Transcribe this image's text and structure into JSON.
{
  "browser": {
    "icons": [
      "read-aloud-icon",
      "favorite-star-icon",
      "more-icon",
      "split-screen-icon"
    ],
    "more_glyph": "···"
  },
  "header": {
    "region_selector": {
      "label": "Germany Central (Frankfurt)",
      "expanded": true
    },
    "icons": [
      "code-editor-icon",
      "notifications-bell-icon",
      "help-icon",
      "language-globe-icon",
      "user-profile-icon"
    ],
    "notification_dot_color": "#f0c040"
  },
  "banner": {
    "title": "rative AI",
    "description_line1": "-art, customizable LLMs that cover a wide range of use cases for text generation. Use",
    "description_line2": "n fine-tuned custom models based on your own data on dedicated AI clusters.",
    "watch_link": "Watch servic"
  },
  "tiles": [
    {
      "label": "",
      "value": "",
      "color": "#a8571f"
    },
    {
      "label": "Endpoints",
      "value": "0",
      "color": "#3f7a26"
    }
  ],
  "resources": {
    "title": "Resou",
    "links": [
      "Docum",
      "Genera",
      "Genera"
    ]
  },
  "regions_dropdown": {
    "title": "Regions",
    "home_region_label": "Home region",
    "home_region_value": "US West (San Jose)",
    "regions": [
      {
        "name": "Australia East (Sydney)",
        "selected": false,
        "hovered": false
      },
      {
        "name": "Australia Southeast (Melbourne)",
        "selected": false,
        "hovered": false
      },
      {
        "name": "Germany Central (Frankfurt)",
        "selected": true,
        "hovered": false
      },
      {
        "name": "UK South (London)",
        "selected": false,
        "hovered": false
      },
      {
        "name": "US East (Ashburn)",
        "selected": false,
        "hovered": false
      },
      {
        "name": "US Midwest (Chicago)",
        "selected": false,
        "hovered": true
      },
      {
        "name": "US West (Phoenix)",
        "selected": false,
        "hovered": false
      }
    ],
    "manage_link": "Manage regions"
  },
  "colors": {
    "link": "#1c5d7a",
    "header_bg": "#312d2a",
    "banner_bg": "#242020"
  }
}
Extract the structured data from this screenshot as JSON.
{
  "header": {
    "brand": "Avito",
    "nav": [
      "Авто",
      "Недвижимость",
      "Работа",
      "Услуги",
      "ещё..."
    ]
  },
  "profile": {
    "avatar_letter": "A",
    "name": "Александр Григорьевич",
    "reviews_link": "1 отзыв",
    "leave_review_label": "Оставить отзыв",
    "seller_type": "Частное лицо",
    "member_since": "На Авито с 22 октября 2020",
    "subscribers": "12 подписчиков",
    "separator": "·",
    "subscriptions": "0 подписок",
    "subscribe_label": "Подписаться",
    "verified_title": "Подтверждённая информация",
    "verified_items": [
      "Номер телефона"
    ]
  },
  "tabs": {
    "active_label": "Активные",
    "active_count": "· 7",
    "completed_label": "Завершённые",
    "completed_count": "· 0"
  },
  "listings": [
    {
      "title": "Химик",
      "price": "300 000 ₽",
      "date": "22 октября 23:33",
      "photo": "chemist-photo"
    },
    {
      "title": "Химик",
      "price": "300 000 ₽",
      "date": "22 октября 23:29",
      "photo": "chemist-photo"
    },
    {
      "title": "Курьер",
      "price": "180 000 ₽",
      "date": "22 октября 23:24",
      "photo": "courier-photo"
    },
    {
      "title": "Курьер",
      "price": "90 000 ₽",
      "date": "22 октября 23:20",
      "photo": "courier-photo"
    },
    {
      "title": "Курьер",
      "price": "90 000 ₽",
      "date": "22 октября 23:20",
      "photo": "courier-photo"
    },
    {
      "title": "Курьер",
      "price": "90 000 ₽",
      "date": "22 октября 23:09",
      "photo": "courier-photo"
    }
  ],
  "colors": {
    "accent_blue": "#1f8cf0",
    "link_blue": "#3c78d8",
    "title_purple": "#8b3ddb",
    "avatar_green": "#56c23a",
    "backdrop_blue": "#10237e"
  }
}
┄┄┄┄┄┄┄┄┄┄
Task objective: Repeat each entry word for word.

Reply:
Transcribe this image's text and structure into JSON.
{
  "browser": {
    "icons": [
      "read-aloud-icon",
      "favorite-star-icon",
      "more-icon",
      "split-screen-icon"
    ],
    "more_glyph": "···"
  },
  "header": {
    "region_selector": {
      "label": "Germany Central (Frankfurt)",
      "expanded": true
    },
    "icons": [
      "code-editor-icon",
      "notifications-bell-icon",
      "help-icon",
      "language-globe-icon",
      "user-profile-icon"
    ],
    "notification_dot_color": "#f0c040"
  },
  "banner": {
    "title": "rative AI",
    "description_line1": "-art, customizable LLMs that cover a wide range of use cases for text generation. Use",
    "description_line2": "n fine-tuned custom models based on your own data on dedicated AI clusters.",
    "watch_link": "Watch servic"
  },
  "tiles": [
    {
      "label": "",
      "value": "",
      "color": "#a8571f"
    },
    {
      "label": "Endpoints",
      "value": "0",
      "color": "#3f7a26"
    }
  ],
  "resources": {
    "title": "Resou",
    "links": [
      "Docum",
      "Genera",
      "Genera"
    ]
  },
  "regions_dropdown": {
    "title": "Regions",
    "home_region_label": "Home region",
    "home_region_value": "US West (San Jose)",
    "regions": [
      {
        "name": "Australia East (Sydney)",
        "selected": false,
        "hovered": false
      },
      {
        "name": "Australia Southeast (Melbourne)",
        "selected": false,
        "hovered": false
      },
      {
        "name": "Germany Central (Frankfurt)",
        "selected": true,
        "hovered": false
      },
      {
        "name": "UK South (London)",
        "selected": false,
        "hovered": false
      },
      {
        "name": "US East (Ashburn)",
        "selected": false,
        "hovered": false
      },
      {
        "name": "US Midwest (Chicago)",
        "selected": false,
        "hovered": true
      },
      {
        "name": "US West (Phoenix)",
        "selected": false,
        "hovered": false
      }
    ],
    "manage_link": "Manage regions"
  },
  "colors": {
    "link": "#1c5d7a",
    "header_bg": "#312d2a",
    "banner_bg": "#242020"
  }
}
Extract the structured data from this screenshot as JSON.
{
  "header": {
    "brand": "Avito",
    "nav": [
      "Авто",
      "Недвижимость",
      "Работа",
      "Услуги",
      "ещё..."
    ]
  },
  "profile": {
    "avatar_letter": "A",
    "name": "Александр Григорьевич",
    "reviews_link": "1 отзыв",
    "leave_review_label": "Оставить отзыв",
    "seller_type": "Частное лицо",
    "member_since": "На Авито с 22 октября 2020",
    "subscribers": "12 подписчиков",
    "separator": "·",
    "subscriptions": "0 подписок",
    "subscribe_label": "Подписаться",
    "verified_title": "Подтверждённая информация",
    "verified_items": [
      "Номер телефона"
    ]
  },
  "tabs": {
    "active_label": "Активные",
    "active_count": "· 7",
    "completed_label": "Завершённые",
    "completed_count": "· 0"
  },
  "listings": [
    {
      "title": "Химик",
      "price": "300 000 ₽",
      "date": "22 октября 23:33",
      "photo": "chemist-photo"
    },
    {
      "title": "Химик",
      "price": "300 000 ₽",
      "date": "22 октября 23:29",
      "photo": "chemist-photo"
    },
    {
      "title": "Курьер",
      "price": "180 000 ₽",
      "date": "22 октября 23:24",
      "photo": "courier-photo"
    },
    {
      "title": "Курьер",
      "price": "90 000 ₽",
      "date": "22 октября 23:20",
      "photo": "courier-photo"
    },
    {
      "title": "Курьер",
      "price": "90 000 ₽",
      "date": "22 октября 23:20",
      "photo": "courier-photo"
    },
    {
      "title": "Курьер",
      "price": "90 000 ₽",
      "date": "22 октября 23:09",
      "photo": "courier-photo"
    }
  ],
  "colors": {
    "accent_blue": "#1f8cf0",
    "link_blue": "#3c78d8",
    "title_purple": "#8b3ddb",
    "avatar_green": "#56c23a",
    "backdrop_blue": "#10237e"
  }
}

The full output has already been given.